I’m not sure who made the decision, but collectively all five siblings in my family have worked on the eulogy for my mother. I’m so very proud of my brothers and sisters in their abilities to write coherently and articulately, and writing the eulogy together has been an enlightening experience. Aren’t Google Docs great?
Of course, there are several stories about my mother’s love for music. In fact, I only found out from this collective writing experience that she once wanted to become a concert pianist but decided her fingers were too short.
She ensured that all her children took music lessons at an early age. I’m not sure any of us were asked whether we wanted lessons or not. The three girls now do music on a professional basis, and the two boys are talented amateurs.
There was something she told me early on in my organ study that I still tell my organ students today. “If you don’t know the piece, don’t play so LOUD!”

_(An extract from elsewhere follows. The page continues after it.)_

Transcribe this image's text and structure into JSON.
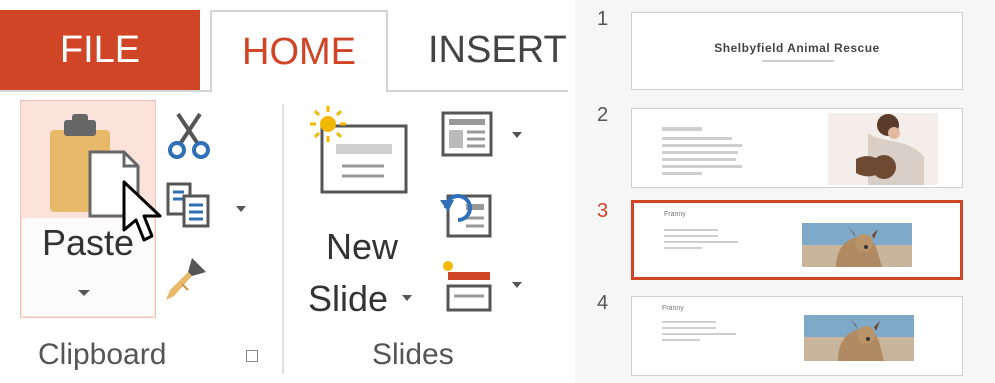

On her 90th birthday, she decided to have a big party at the house and over 150 people came. 17 family members performed on a variety of instruments. The performers included all five siblings, grandchildren, nieces and nephews. But the highlight of the evening was when the 90-year-old birthday girl played a Mozart duet (3 movements) with her 20s-something piano teacher, and got a standing ovation! Even though it had been about 60 years since she had played in public, she did very well.
Hey, I found out there is an excellent resource on the internet for writing eulogies, which you can find at www.eulogyspeech.net. Too bad we found this AFTER the eulogy was written!